Several Minneapolis Police Department employees are quitting their law enforcement jobs because of the lack of support following the George Floyd protests. At least seven police officers have quit the MPD in the aftermath of protests, that does not include the four former cops who were involved in Floyd's death and were fired.
Current and former MPD officers told the Minneapolis Star Tribune that cops were frustrated with the way the police department and city leaders failed to support them. One particular event that bothered cops was Mayor Jacob Frey's (D) decision to abandon the Third Precinct police station. Rioters were able to ransack the police station and set the building on fire. Cops were forced to retreat.
Minneapolis Deputy Chief Henry Halvorson wrote an email earlier this month that stated some police officers have "simply walked off the job without filing the proper paperwork, creating confusion about who is still working and who isn't."
Minneapolis Police spokesman John Elder downplayed the cops who resigned. "There's nothing that leads us to believe that at this point the numbers are so great that it's going to be problematic," Elder said.
Minneapolis Police Department officials provided a statement to WCCO-TV that read: "People seek to leave employment for a myriad of reasons. The MPD is no exception. Due to these employment separations, we have not noted any indicators that would impact public safety."
"(Officers) don't feel appreciated," Mylan Masson, a retired Minneapolis officer and use-of-force expert, said. "Everybody hates the police right now. I mean everybody."

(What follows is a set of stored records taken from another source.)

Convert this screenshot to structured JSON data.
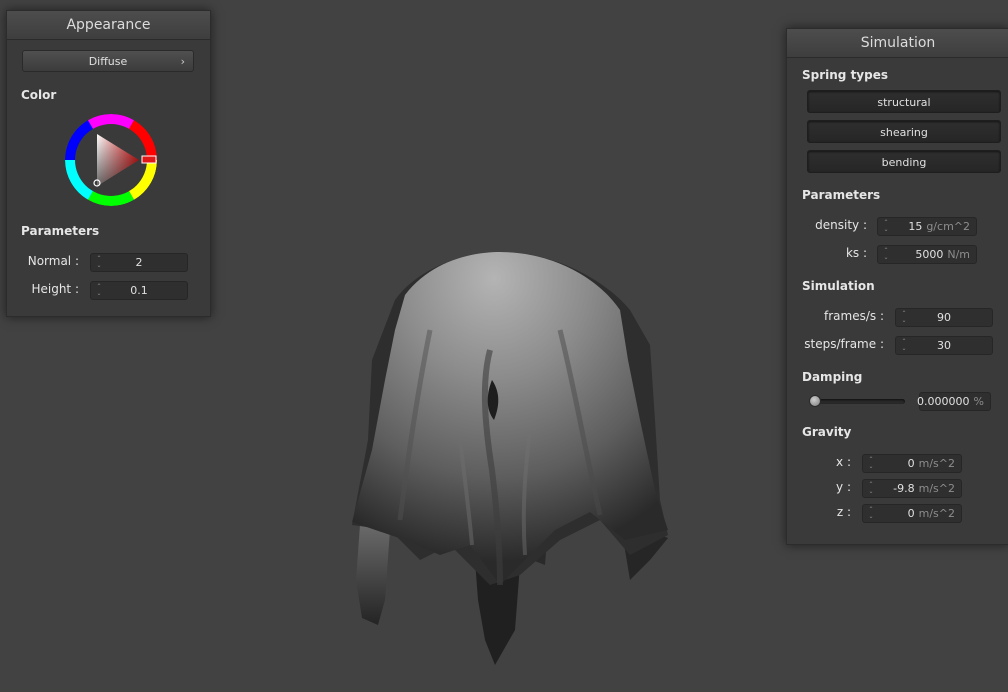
{
  "appearance": {
    "title": "Appearance",
    "shader_dropdown": {
      "value": "Diffuse"
    },
    "color_label": "Color",
    "color_icon": "color-wheel",
    "selected_color": "#e01818",
    "parameters_label": "Parameters",
    "normal": {
      "label": "Normal :",
      "value": "2"
    },
    "height": {
      "label": "Height :",
      "value": "0.1"
    }
  },
  "simulation": {
    "title": "Simulation",
    "spring_types_label": "Spring types",
    "spring_types": [
      "structural",
      "shearing",
      "bending"
    ],
    "parameters_label": "Parameters",
    "density": {
      "label": "density :",
      "value": "15",
      "unit": "g/cm^2"
    },
    "ks": {
      "label": "ks :",
      "value": "5000",
      "unit": "N/m"
    },
    "simulation_label": "Simulation",
    "frames_per_s": {
      "label": "frames/s :",
      "value": "90"
    },
    "steps_per_frame": {
      "label": "steps/frame :",
      "value": "30"
    },
    "damping_label": "Damping",
    "damping": {
      "value": "0.000000",
      "unit": "%",
      "fraction": 0
    },
    "gravity_label": "Gravity",
    "gravity": {
      "x": {
        "label": "x :",
        "value": "0",
        "unit": "m/s^2"
      },
      "y": {
        "label": "y :",
        "value": "-9.8",
        "unit": "m/s^2"
      },
      "z": {
        "label": "z :",
        "value": "0",
        "unit": "m/s^2"
      }
    }
  },
  "scene": {
    "object": "cloth draped over sphere"
  }
}
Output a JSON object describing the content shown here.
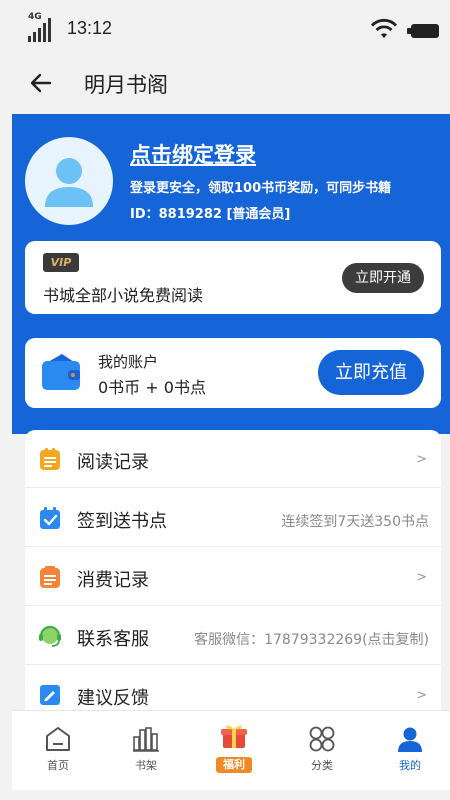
{
  "status": {
    "network": "4G",
    "time": "13:12"
  },
  "nav": {
    "title": "明月书阁"
  },
  "profile": {
    "login_title": "点击绑定登录",
    "login_subtitle": "登录更安全，领取100书币奖励，可同步书籍",
    "member_id": "ID：8819282 [普通会员]"
  },
  "vip": {
    "badge": "VIP",
    "description": "书城全部小说免费阅读",
    "button": "立即开通"
  },
  "account": {
    "title": "我的账户",
    "balance": "0书币 + 0书点",
    "button": "立即充值"
  },
  "menu": {
    "items": [
      {
        "label": "阅读记录",
        "hint": ">"
      },
      {
        "label": "签到送书点",
        "hint": "连续签到7天送350书点"
      },
      {
        "label": "消费记录",
        "hint": ">"
      },
      {
        "label": "联系客服",
        "hint": "客服微信：17879332269(点击复制)"
      },
      {
        "label": "建议反馈",
        "hint": ">"
      }
    ]
  },
  "tabs": [
    {
      "label": "首页"
    },
    {
      "label": "书架"
    },
    {
      "label": "福利"
    },
    {
      "label": "分类"
    },
    {
      "label": "我的"
    }
  ],
  "colors": {
    "brand_blue": "#1565d8",
    "accent_orange": "#f08a24",
    "text_dark": "#222222"
  }
}
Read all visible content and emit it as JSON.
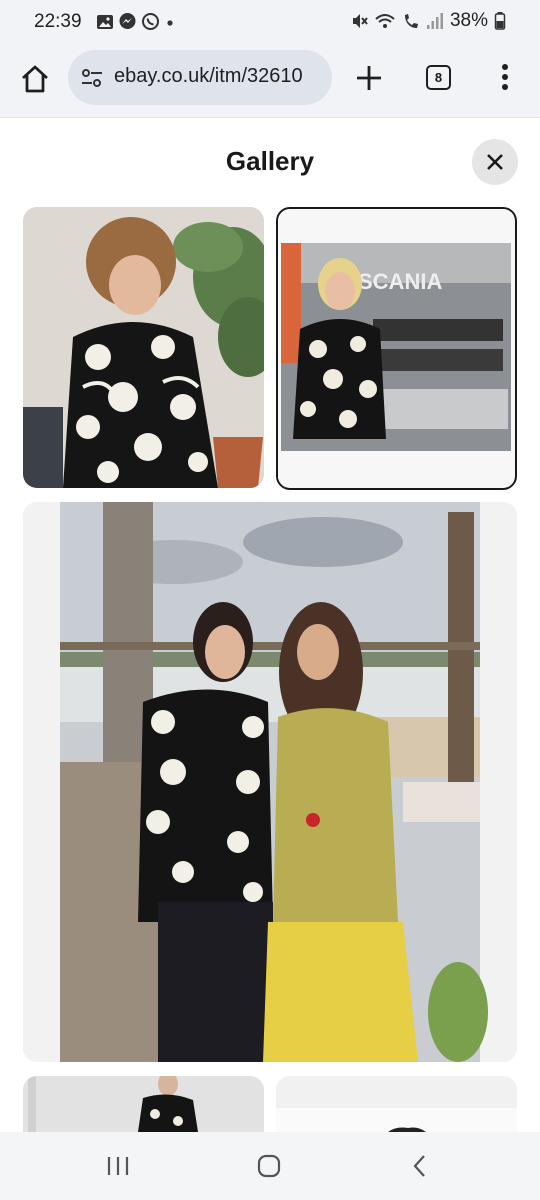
{
  "status_bar": {
    "time": "22:39",
    "battery": "38%",
    "notification_icons": [
      "gallery-icon",
      "messenger-icon",
      "whatsapp-icon",
      "dot-icon"
    ],
    "system_icons": [
      "mute-icon",
      "wifi-icon",
      "wifi-call-icon",
      "signal-icon",
      "battery-icon"
    ]
  },
  "browser": {
    "url": "ebay.co.uk/itm/32610",
    "tab_count": "8"
  },
  "gallery": {
    "title": "Gallery",
    "close_label": "✕",
    "images": [
      {
        "description_icon": "jacket-photo-icon",
        "selected": false
      },
      {
        "description_icon": "truck-photo-icon",
        "selected": true
      },
      {
        "description_icon": "beach-photo-icon",
        "selected": false
      },
      {
        "description_icon": "model-photo-icon",
        "selected": false
      },
      {
        "description_icon": "jacket-detail-photo-icon",
        "selected": false
      }
    ]
  },
  "colors": {
    "chrome_bg": "#f1f3f6",
    "url_bg": "#dfe3eb",
    "selected_border": "#191919"
  }
}
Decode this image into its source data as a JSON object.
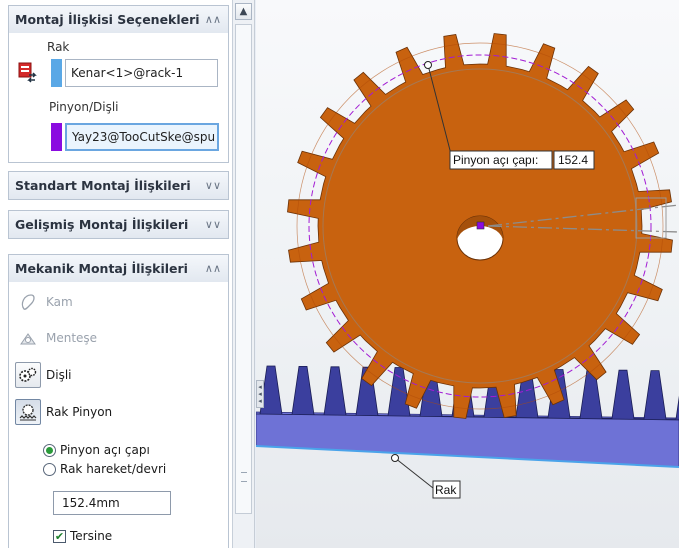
{
  "panel": {
    "group1": {
      "title": "Montaj İlişkisi Seçenekleri",
      "rack_label": "Rak",
      "rack_value": "Kenar<1>@rack-1",
      "pinion_label": "Pinyon/Dişli",
      "pinion_value": "Yay23@TooCutSke@spu",
      "rack_color": "#5aa8e6",
      "pinion_color": "#8a0be0"
    },
    "group2": {
      "title": "Standart Montaj İlişkileri"
    },
    "group3": {
      "title": "Gelişmiş Montaj İlişkileri"
    },
    "group4": {
      "title": "Mekanik Montaj İlişkileri",
      "mates": {
        "cam": "Kam",
        "hinge": "Menteşe",
        "gear": "Dişli",
        "rack_pinion": "Rak Pinyon"
      },
      "options": {
        "pitch_diameter": "Pinyon açı çapı",
        "travel_per_rev": "Rak hareket/devri"
      },
      "value": "152.4mm",
      "reverse": "Tersine"
    }
  },
  "viewport": {
    "dim_label": "Pinyon açı çapı:",
    "dim_value": "152.4",
    "rack_callout": "Rak",
    "gear_color": "#c8620f",
    "rack_color": "#3b3f9e"
  }
}
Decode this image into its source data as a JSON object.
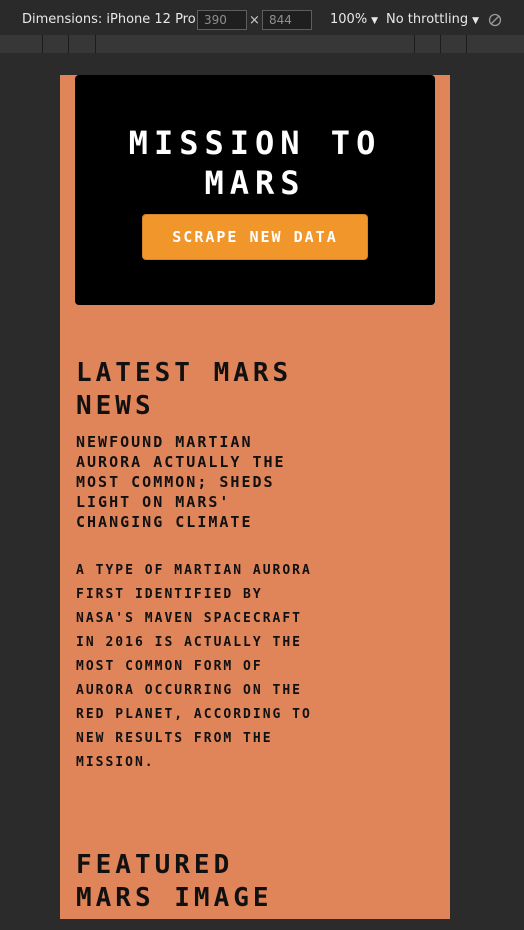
{
  "devtools": {
    "device_label": "Dimensions: iPhone 12 Pro",
    "width_value": "390",
    "height_value": "844",
    "times_symbol": "×",
    "zoom_label": "100%",
    "throttle_label": "No throttling",
    "caret": "▼"
  },
  "page": {
    "title": "Mission to Mars",
    "scrape_button": "Scrape New Data",
    "news_heading": "Latest Mars News",
    "news_title": "Newfound Martian Aurora Actually the Most Common; Sheds Light on Mars' Changing Climate",
    "news_body": "A type of Martian aurora first identified by NASA's MAVEN spacecraft in 2016 is actually the most common form of aurora occurring on the Red Planet, according to new results from the mission.",
    "image_heading": "Featured Mars Image"
  },
  "colors": {
    "page_background": "#e0845a",
    "jumbotron": "#000000",
    "button": "#f0962a"
  }
}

Former Minneapolis police officer Derek Chauvin was fired and charged with second-degree murder. Three other MPD officers involved in the arrest of George Floyd have been fired and charged with aiding and abetting second-degree murder.
The Minneapolis City Council passed a resolution to replace the police department with a "community safety" model last week.
"The Minneapolis Police Department has proven themselves beyond reform," Omar said. "It's time to disband them and reimagine public safety in Minneapolis."
"Police violence is a threat to public safety," the Democratic congresswoman said. "We must allocate resources to ensure that all instances of death or injury in police custody are adequately and independently reviewed."
"You can't really reform a department that is rotten to the root," Omar said during an appearance on CNN's "State of the Union" on Sunday.
"What you can do is rebuild. And so this is our opportunity, you know, as a city, to come together, have the conversation of what public safety looks like, who enforces the most dangerous crimes that place in our community," she added. "What we are saying is, the current infrastructure that exists as policing in our city should not exist anymore."
Last week, officers of the Hallandale Beach Police Department were so angered by their chief kneeling with protesters that every member of the SWAT team resigned.
Tulsa Police Maj. Travis Yates warned that the defund the police movement and anti-police sentiment would cause a mass exodus in law enforcement.